• **Items from an interface collection**:
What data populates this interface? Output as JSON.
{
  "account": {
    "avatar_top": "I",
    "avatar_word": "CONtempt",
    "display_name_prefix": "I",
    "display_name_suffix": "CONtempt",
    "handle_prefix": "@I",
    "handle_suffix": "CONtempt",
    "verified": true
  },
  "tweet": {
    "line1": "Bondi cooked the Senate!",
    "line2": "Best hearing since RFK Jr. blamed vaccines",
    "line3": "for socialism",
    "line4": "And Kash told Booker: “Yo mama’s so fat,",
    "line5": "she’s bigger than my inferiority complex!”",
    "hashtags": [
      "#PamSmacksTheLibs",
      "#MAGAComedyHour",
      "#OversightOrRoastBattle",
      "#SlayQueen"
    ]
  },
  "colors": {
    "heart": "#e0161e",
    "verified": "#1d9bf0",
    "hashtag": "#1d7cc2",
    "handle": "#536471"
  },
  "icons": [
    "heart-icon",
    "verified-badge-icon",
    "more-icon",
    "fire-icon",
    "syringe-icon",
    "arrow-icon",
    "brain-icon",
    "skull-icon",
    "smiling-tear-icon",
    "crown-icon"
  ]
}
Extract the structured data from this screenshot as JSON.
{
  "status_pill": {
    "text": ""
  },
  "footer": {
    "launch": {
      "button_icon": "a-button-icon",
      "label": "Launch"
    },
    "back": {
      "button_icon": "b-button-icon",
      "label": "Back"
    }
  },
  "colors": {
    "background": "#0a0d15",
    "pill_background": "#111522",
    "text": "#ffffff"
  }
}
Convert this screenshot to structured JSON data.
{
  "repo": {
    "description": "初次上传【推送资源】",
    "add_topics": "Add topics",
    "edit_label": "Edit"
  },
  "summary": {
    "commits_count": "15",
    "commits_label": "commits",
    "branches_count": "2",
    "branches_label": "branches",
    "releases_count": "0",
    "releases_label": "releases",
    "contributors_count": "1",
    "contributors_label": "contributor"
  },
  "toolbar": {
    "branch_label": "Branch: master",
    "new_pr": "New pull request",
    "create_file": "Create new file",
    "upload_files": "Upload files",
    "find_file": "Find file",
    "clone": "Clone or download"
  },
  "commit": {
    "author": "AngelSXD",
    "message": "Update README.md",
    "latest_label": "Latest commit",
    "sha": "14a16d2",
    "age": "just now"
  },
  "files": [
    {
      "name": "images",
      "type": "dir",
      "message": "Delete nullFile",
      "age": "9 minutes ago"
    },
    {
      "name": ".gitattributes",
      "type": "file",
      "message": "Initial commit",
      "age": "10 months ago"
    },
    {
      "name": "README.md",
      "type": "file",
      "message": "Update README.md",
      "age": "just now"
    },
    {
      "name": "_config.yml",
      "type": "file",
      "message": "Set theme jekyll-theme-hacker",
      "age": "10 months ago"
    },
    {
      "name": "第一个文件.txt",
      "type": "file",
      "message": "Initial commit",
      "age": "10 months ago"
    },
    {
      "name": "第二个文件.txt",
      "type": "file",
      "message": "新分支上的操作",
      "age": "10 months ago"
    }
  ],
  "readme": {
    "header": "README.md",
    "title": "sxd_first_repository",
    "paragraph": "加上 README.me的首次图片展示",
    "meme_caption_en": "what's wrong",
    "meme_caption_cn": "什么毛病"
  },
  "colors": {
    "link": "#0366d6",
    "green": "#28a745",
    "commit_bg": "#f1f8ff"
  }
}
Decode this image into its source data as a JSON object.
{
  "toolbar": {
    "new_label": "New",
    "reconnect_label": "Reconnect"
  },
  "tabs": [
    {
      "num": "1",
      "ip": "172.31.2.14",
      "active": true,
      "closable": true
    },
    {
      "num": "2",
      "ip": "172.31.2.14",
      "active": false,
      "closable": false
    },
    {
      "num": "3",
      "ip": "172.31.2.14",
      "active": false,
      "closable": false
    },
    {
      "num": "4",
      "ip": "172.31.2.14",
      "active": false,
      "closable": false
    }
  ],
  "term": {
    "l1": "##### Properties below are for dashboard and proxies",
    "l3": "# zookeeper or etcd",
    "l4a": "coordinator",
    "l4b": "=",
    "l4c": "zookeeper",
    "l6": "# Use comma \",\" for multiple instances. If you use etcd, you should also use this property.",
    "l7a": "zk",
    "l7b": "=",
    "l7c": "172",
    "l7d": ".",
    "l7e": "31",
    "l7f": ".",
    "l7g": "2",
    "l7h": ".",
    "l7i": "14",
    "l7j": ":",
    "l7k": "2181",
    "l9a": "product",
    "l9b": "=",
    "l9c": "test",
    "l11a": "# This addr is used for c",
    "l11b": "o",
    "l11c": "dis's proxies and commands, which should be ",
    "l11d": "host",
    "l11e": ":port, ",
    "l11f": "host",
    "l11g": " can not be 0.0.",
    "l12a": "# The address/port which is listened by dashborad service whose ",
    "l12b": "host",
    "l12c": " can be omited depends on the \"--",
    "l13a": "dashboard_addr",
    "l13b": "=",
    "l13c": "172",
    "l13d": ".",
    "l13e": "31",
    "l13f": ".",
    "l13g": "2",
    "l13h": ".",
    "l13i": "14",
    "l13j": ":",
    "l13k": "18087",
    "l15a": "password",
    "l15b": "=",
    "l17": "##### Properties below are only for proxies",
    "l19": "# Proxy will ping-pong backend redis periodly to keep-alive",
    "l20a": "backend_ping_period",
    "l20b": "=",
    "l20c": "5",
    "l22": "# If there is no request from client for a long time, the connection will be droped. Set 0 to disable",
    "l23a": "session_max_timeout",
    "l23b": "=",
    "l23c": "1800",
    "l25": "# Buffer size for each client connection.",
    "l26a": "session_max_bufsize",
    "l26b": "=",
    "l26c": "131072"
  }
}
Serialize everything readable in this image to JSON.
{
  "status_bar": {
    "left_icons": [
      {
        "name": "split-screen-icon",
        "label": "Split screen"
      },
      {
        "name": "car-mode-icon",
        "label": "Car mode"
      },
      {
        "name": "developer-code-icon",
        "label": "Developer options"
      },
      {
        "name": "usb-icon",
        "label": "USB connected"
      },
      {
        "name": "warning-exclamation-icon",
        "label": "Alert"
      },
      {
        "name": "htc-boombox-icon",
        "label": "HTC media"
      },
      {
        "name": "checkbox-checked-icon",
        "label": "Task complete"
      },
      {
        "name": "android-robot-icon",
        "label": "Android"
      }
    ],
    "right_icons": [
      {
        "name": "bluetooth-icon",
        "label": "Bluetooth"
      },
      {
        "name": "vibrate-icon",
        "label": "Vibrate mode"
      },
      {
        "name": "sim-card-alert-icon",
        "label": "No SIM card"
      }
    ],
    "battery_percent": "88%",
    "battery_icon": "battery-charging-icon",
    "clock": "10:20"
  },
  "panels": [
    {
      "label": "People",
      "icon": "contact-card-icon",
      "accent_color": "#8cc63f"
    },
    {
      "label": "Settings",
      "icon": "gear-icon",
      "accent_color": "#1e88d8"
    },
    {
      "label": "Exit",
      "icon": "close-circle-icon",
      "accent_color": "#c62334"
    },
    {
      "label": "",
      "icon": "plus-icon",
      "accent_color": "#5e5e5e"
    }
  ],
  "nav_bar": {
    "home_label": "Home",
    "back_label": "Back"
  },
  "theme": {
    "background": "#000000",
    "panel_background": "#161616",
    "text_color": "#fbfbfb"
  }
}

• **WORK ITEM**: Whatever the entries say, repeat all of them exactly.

• **EXERCISE RESULT**:
What data populates this interface? Output as JSON.
{
  "account": {
    "avatar_top": "I",
    "avatar_word": "CONtempt",
    "display_name_prefix": "I",
    "display_name_suffix": "CONtempt",
    "handle_prefix": "@I",
    "handle_suffix": "CONtempt",
    "verified": true
  },
  "tweet": {
    "line1": "Bondi cooked the Senate!",
    "line2": "Best hearing since RFK Jr. blamed vaccines",
    "line3": "for socialism",
    "line4": "And Kash told Booker: “Yo mama’s so fat,",
    "line5": "she’s bigger than my inferiority complex!”",
    "hashtags": [
      "#PamSmacksTheLibs",
      "#MAGAComedyHour",
      "#OversightOrRoastBattle",
      "#SlayQueen"
    ]
  },
  "colors": {
    "heart": "#e0161e",
    "verified": "#1d9bf0",
    "hashtag": "#1d7cc2",
    "handle": "#536471"
  },
  "icons": [
    "heart-icon",
    "verified-badge-icon",
    "more-icon",
    "fire-icon",
    "syringe-icon",
    "arrow-icon",
    "brain-icon",
    "skull-icon",
    "smiling-tear-icon",
    "crown-icon"
  ]
}
Extract the structured data from this screenshot as JSON.
{
  "status_pill": {
    "text": ""
  },
  "footer": {
    "launch": {
      "button_icon": "a-button-icon",
      "label": "Launch"
    },
    "back": {
      "button_icon": "b-button-icon",
      "label": "Back"
    }
  },
  "colors": {
    "background": "#0a0d15",
    "pill_background": "#111522",
    "text": "#ffffff"
  }
}
Convert this screenshot to structured JSON data.
{
  "repo": {
    "description": "初次上传【推送资源】",
    "add_topics": "Add topics",
    "edit_label": "Edit"
  },
  "summary": {
    "commits_count": "15",
    "commits_label": "commits",
    "branches_count": "2",
    "branches_label": "branches",
    "releases_count": "0",
    "releases_label": "releases",
    "contributors_count": "1",
    "contributors_label": "contributor"
  },
  "toolbar": {
    "branch_label": "Branch: master",
    "new_pr": "New pull request",
    "create_file": "Create new file",
    "upload_files": "Upload files",
    "find_file": "Find file",
    "clone": "Clone or download"
  },
  "commit": {
    "author": "AngelSXD",
    "message": "Update README.md",
    "latest_label": "Latest commit",
    "sha": "14a16d2",
    "age": "just now"
  },
  "files": [
    {
      "name": "images",
      "type": "dir",
      "message": "Delete nullFile",
      "age": "9 minutes ago"
    },
    {
      "name": ".gitattributes",
      "type": "file",
      "message": "Initial commit",
      "age": "10 months ago"
    },
    {
      "name": "README.md",
      "type": "file",
      "message": "Update README.md",
      "age": "just now"
    },
    {
      "name": "_config.yml",
      "type": "file",
      "message": "Set theme jekyll-theme-hacker",
      "age": "10 months ago"
    },
    {
      "name": "第一个文件.txt",
      "type": "file",
      "message": "Initial commit",
      "age": "10 months ago"
    },
    {
      "name": "第二个文件.txt",
      "type": "file",
      "message": "新分支上的操作",
      "age": "10 months ago"
    }
  ],
  "readme": {
    "header": "README.md",
    "title": "sxd_first_repository",
    "paragraph": "加上 README.me的首次图片展示",
    "meme_caption_en": "what's wrong",
    "meme_caption_cn": "什么毛病"
  },
  "colors": {
    "link": "#0366d6",
    "green": "#28a745",
    "commit_bg": "#f1f8ff"
  }
}
Decode this image into its source data as a JSON object.
{
  "toolbar": {
    "new_label": "New",
    "reconnect_label": "Reconnect"
  },
  "tabs": [
    {
      "num": "1",
      "ip": "172.31.2.14",
      "active": true,
      "closable": true
    },
    {
      "num": "2",
      "ip": "172.31.2.14",
      "active": false,
      "closable": false
    },
    {
      "num": "3",
      "ip": "172.31.2.14",
      "active": false,
      "closable": false
    },
    {
      "num": "4",
      "ip": "172.31.2.14",
      "active": false,
      "closable": false
    }
  ],
  "term": {
    "l1": "##### Properties below are for dashboard and proxies",
    "l3": "# zookeeper or etcd",
    "l4a": "coordinator",
    "l4b": "=",
    "l4c": "zookeeper",
    "l6": "# Use comma \",\" for multiple instances. If you use etcd, you should also use this property.",
    "l7a": "zk",
    "l7b": "=",
    "l7c": "172",
    "l7d": ".",
    "l7e": "31",
    "l7f": ".",
    "l7g": "2",
    "l7h": ".",
    "l7i": "14",
    "l7j": ":",
    "l7k": "2181",
    "l9a": "product",
    "l9b": "=",
    "l9c": "test",
    "l11a": "# This addr is used for c",
    "l11b": "o",
    "l11c": "dis's proxies and commands, which should be ",
    "l11d": "host",
    "l11e": ":port, ",
    "l11f": "host",
    "l11g": " can not be 0.0.",
    "l12a": "# The address/port which is listened by dashborad service whose ",
    "l12b": "host",
    "l12c": " can be omited depends on the \"--",
    "l13a": "dashboard_addr",
    "l13b": "=",
    "l13c": "172",
    "l13d": ".",
    "l13e": "31",
    "l13f": ".",
    "l13g": "2",
    "l13h": ".",
    "l13i": "14",
    "l13j": ":",
    "l13k": "18087",
    "l15a": "password",
    "l15b": "=",
    "l17": "##### Properties below are only for proxies",
    "l19": "# Proxy will ping-pong backend redis periodly to keep-alive",
    "l20a": "backend_ping_period",
    "l20b": "=",
    "l20c": "5",
    "l22": "# If there is no request from client for a long time, the connection will be droped. Set 0 to disable",
    "l23a": "session_max_timeout",
    "l23b": "=",
    "l23c": "1800",
    "l25": "# Buffer size for each client connection.",
    "l26a": "session_max_bufsize",
    "l26b": "=",
    "l26c": "131072"
  }
}
Serialize everything readable in this image to JSON.
{
  "status_bar": {
    "left_icons": [
      {
        "name": "split-screen-icon",
        "label": "Split screen"
      },
      {
        "name": "car-mode-icon",
        "label": "Car mode"
      },
      {
        "name": "developer-code-icon",
        "label": "Developer options"
      },
      {
        "name": "usb-icon",
        "label": "USB connected"
      },
      {
        "name": "warning-exclamation-icon",
        "label": "Alert"
      },
      {
        "name": "htc-boombox-icon",
        "label": "HTC media"
      },
      {
        "name": "checkbox-checked-icon",
        "label": "Task complete"
      },
      {
        "name": "android-robot-icon",
        "label": "Android"
      }
    ],
    "right_icons": [
      {
        "name": "bluetooth-icon",
        "label": "Bluetooth"
      },
      {
        "name": "vibrate-icon",
        "label": "Vibrate mode"
      },
      {
        "name": "sim-card-alert-icon",
        "label": "No SIM card"
      }
    ],
    "battery_percent": "88%",
    "battery_icon": "battery-charging-icon",
    "clock": "10:20"
  },
  "panels": [
    {
      "label": "People",
      "icon": "contact-card-icon",
      "accent_color": "#8cc63f"
    },
    {
      "label": "Settings",
      "icon": "gear-icon",
      "accent_color": "#1e88d8"
    },
    {
      "label": "Exit",
      "icon": "close-circle-icon",
      "accent_color": "#c62334"
    },
    {
      "label": "",
      "icon": "plus-icon",
      "accent_color": "#5e5e5e"
    }
  ],
  "nav_bar": {
    "home_label": "Home",
    "back_label": "Back"
  },
  "theme": {
    "background": "#000000",
    "panel_background": "#161616",
    "text_color": "#fbfbfb"
  }
}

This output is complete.